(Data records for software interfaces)
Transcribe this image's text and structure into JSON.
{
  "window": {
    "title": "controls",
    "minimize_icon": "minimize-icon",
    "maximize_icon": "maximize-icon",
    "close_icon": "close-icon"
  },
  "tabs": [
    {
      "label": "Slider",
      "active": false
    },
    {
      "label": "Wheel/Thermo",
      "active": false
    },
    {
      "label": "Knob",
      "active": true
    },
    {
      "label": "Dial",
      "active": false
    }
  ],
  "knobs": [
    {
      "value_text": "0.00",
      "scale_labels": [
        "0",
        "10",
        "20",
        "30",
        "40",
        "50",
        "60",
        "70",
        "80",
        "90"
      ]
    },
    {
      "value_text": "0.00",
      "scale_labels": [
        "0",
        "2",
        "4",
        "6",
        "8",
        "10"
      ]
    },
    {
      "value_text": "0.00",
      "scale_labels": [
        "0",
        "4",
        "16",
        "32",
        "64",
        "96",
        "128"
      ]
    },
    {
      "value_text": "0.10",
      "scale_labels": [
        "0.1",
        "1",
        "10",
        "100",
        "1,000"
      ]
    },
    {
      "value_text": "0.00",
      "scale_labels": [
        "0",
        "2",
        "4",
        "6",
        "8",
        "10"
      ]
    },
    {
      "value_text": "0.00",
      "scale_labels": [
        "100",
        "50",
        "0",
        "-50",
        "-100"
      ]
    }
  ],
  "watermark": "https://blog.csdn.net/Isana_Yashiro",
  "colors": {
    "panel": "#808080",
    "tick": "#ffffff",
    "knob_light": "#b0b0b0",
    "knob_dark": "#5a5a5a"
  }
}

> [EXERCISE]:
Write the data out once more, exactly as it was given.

> [TASK RESULT]:
Transcribe this image's text and structure into JSON.
{
  "window": {
    "title": "controls",
    "minimize_icon": "minimize-icon",
    "maximize_icon": "maximize-icon",
    "close_icon": "close-icon"
  },
  "tabs": [
    {
      "label": "Slider",
      "active": false
    },
    {
      "label": "Wheel/Thermo",
      "active": false
    },
    {
      "label": "Knob",
      "active": true
    },
    {
      "label": "Dial",
      "active": false
    }
  ],
  "knobs": [
    {
      "value_text": "0.00",
      "scale_labels": [
        "0",
        "10",
        "20",
        "30",
        "40",
        "50",
        "60",
        "70",
        "80",
        "90"
      ]
    },
    {
      "value_text": "0.00",
      "scale_labels": [
        "0",
        "2",
        "4",
        "6",
        "8",
        "10"
      ]
    },
    {
      "value_text": "0.00",
      "scale_labels": [
        "0",
        "4",
        "16",
        "32",
        "64",
        "96",
        "128"
      ]
    },
    {
      "value_text": "0.10",
      "scale_labels": [
        "0.1",
        "1",
        "10",
        "100",
        "1,000"
      ]
    },
    {
      "value_text": "0.00",
      "scale_labels": [
        "0",
        "2",
        "4",
        "6",
        "8",
        "10"
      ]
    },
    {
      "value_text": "0.00",
      "scale_labels": [
        "100",
        "50",
        "0",
        "-50",
        "-100"
      ]
    }
  ],
  "watermark": "https://blog.csdn.net/Isana_Yashiro",
  "colors": {
    "panel": "#808080",
    "tick": "#ffffff",
    "knob_light": "#b0b0b0",
    "knob_dark": "#5a5a5a"
  }
}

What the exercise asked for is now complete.